There is also an important team dimension to comfort with ambiguity. As a long-suffering child of the perceived need for rigid hierarchy, it has long been assumed that the team worked for the team leader. "Fast", "flat", "flexible", "focused" and "fertile" changes all that. Moving forward, the leader will work for the team. This implies a far subtler relationship; a bond where formal authority gives way to trust, mutual respect and the quest for authenticity. Instruction and "telling" were relatively straightforward. Followership rooted in influence moves the leader into far murkier waters. Not that there is much of a choice when technical know-how and customer insight are shared across the team. If you can't coach, you can't lead!

And the difference that makes a difference: Recognise that only those who can see what others cannot see … can do what others say cannot be done. Differentiate between those who deliver based on what is asked of them and those who show true initiative. Support the former … invest in the latter.

Insights from "Tomorrow's Leadership Will Be Different".

Tomorrow's Leaders Must Be Resilient

Tomorrow will be different. If it can be digitalised it will be digitalised. No matter what "protectionist" politicians may preach, globalisation isn't going to slow down any time soon. Tomorrow's competition will emanate from a city you have never heard of or business sector you rarely think of. And where organisational capability is widely held, "speed" becomes the basis of competitive advantage. Be bold or become irrelevant. Be tough-minded or tackle a new line of work. Be fast or be last.

In a steady state world, "bouncing back" is an apt way to describe resilience. Unfortunately, we don't live in a steady, consistent, unchanging world. Today's environment is marked by disorder, uncertainty and, where technology is involved, a pattern of change where each step is greater than the step that went before. What was frustrating is about to become even more so.

In any conversation around change, language isn't important … it's everything. With the scope and nature of change likely to become even more turbulent, resilience seen as a way to reinforce/retain the status quo isn't very helpful. Indeed, it's misleading. A more relevant approach presents resilience as adapting to the new state, reflecting on the experience and developing new ways to behave. It's a dynamic rather than a static process. It's about leading and learning … not absorbing and then acting as before.

Resilience means not only weathering the storm … but being strengthened by it. In assuming that resilience defines an individual's personal resources - as is invariably the case - we miss an important piece of the puzzle. Context matters and the right network, a support system and being around positive people make a difference. Tomorrow's successful leaders will surround themselves with people who are resilient.

Accepting the plasticity of the brain, we can learn to become more resilient. There is a link, for example, between resilience and the research on positive psychology. Conversely, for leaders who are overly anxious, risk-averse, trapped by yesterday's success, have difficulty facing adversity or are simply overwhelmed by life, resilience is spelt "resistance."

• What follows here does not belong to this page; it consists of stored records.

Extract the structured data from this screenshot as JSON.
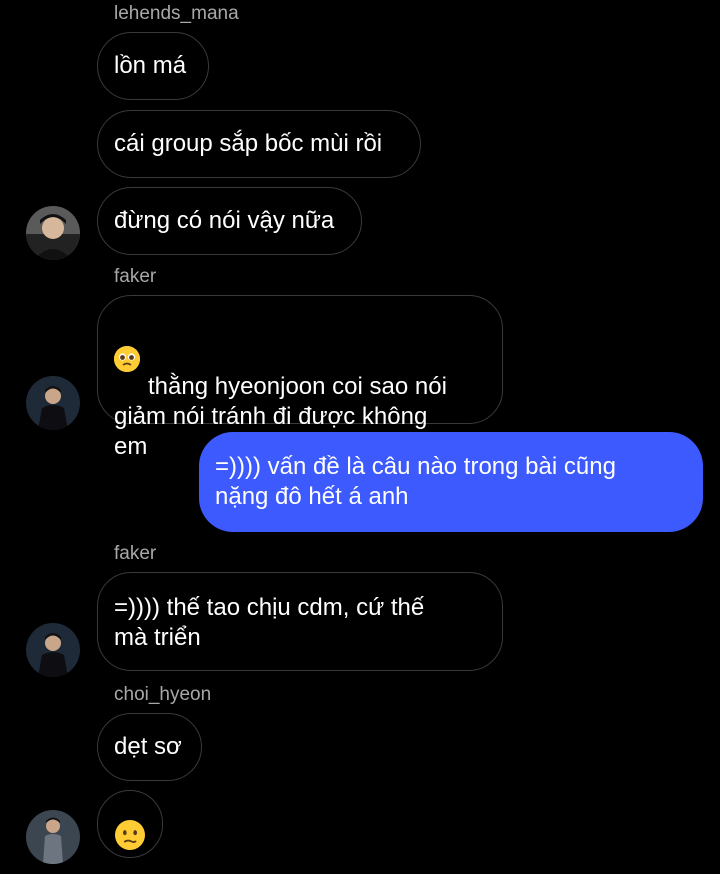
{
  "messages": [
    {
      "sender": "lehends_mana"
    },
    {
      "text": "lồn má"
    },
    {
      "text": "cái group sắp bốc mùi rồi"
    },
    {
      "text": "đừng có nói vậy nữa"
    },
    {
      "sender": "faker"
    },
    {
      "text": "thằng hyeonjoon coi sao nói\ngiảm nói tránh đi được không\nem",
      "emoji": "pleading-face"
    },
    {
      "text": "=)))) vấn đề là câu nào trong bài cũng\nnặng đô hết á anh",
      "mine": true
    },
    {
      "sender": "faker"
    },
    {
      "text": "=)))) thế tao chịu cdm, cứ thế\nmà triển"
    },
    {
      "sender": "choi_hyeon"
    },
    {
      "text": "dẹt sơ"
    },
    {
      "emoji": "confused-face"
    }
  ],
  "colors": {
    "background": "#000000",
    "outgoing_bubble": "#3d5afe",
    "incoming_border": "#3a3a3a",
    "sender_text": "#a8a8a8"
  }
}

And the difference that makes a difference: Surround yourself with resilient people, provide an opportunity to assess personal resilience, make resilience a central plank in ongoing coaching and help high performers connect with and shape their own story. There is nothing more tragic than those not living their own story … because they are living someone else's.

Insights from "Tomorrow's Leadership Will Be Different".